*** TASK INPUTS ***

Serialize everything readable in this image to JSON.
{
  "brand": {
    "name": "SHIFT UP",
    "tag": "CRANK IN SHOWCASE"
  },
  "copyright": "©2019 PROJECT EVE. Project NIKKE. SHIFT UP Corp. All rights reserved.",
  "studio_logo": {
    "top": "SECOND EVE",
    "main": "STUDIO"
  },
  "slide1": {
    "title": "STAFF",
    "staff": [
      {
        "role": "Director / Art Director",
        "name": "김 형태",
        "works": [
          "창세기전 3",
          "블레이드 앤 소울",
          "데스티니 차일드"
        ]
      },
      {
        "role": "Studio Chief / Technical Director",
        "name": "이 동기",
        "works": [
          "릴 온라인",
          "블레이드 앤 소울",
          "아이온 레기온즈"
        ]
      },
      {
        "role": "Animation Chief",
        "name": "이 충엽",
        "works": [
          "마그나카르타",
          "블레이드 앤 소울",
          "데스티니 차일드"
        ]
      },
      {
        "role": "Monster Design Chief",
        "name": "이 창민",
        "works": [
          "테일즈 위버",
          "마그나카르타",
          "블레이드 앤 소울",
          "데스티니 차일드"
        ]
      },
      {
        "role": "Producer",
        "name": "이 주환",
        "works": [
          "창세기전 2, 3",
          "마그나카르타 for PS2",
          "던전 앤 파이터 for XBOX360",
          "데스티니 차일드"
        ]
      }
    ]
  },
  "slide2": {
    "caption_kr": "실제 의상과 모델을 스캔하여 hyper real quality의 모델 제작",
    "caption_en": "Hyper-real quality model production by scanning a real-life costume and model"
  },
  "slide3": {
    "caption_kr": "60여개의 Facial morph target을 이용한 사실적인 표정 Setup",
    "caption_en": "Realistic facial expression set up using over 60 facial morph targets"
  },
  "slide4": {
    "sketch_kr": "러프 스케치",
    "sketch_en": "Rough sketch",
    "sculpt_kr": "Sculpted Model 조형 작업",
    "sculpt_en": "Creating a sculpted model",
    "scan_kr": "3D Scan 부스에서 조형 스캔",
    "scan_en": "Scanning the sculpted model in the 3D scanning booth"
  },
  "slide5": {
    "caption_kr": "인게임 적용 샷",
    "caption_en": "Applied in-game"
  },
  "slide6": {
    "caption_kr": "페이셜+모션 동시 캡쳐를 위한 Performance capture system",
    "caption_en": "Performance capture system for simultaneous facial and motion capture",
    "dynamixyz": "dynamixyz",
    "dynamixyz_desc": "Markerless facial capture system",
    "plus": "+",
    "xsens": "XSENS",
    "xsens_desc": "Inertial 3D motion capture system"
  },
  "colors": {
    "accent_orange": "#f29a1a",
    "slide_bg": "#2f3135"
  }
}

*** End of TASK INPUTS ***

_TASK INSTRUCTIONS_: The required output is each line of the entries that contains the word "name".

_ANSWER SECTION_:
    "name": "SHIFT UP",
        "name": "김 형태",
        "name": "이 동기",
        "name": "이 충엽",
        "name": "이 창민",
        "name": "이 주환",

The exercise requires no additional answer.